*YOUR ASSIGNMENT*:
In the material below, the lines containing the word "group" are required; copy each of them.

---------- MATERIAL FOR THIS TASK

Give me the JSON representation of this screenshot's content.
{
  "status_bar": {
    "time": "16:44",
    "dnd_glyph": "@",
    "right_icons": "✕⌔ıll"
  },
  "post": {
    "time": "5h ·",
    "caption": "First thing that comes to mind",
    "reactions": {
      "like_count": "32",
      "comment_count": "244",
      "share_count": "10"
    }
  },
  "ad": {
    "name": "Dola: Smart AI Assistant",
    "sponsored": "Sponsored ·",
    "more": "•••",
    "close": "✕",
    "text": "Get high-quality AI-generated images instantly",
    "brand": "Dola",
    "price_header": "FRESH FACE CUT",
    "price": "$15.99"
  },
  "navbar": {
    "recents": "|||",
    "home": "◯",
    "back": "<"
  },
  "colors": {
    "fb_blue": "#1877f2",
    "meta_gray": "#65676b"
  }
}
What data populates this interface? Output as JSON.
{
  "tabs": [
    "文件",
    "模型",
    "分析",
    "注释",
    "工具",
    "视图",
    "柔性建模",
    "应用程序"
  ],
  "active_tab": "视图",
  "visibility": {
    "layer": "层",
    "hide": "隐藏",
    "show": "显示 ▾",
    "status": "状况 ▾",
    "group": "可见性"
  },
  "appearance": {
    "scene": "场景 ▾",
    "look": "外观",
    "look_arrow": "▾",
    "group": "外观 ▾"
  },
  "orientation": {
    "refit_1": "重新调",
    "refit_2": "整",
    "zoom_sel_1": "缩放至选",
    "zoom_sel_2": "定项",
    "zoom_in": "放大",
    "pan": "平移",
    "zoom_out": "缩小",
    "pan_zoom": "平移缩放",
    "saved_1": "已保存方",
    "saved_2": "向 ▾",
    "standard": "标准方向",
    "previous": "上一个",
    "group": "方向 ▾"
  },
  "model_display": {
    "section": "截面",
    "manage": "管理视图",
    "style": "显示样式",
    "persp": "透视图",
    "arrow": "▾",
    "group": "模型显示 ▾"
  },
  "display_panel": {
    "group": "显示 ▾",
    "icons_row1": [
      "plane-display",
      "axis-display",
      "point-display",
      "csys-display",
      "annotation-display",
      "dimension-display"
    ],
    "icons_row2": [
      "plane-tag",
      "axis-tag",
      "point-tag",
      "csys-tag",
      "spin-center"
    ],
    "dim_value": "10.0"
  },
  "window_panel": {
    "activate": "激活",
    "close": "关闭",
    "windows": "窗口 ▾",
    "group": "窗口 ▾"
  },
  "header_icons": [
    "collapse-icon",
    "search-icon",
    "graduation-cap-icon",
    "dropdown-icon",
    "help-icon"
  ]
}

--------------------

*OUTPUT FOR THIS EXERCISE*:
    "group": "可见性"
    "group": "外观 ▾"
    "group": "方向 ▾"
    "group": "模型显示 ▾"
    "group": "显示 ▾",
    "group": "窗口 ▾"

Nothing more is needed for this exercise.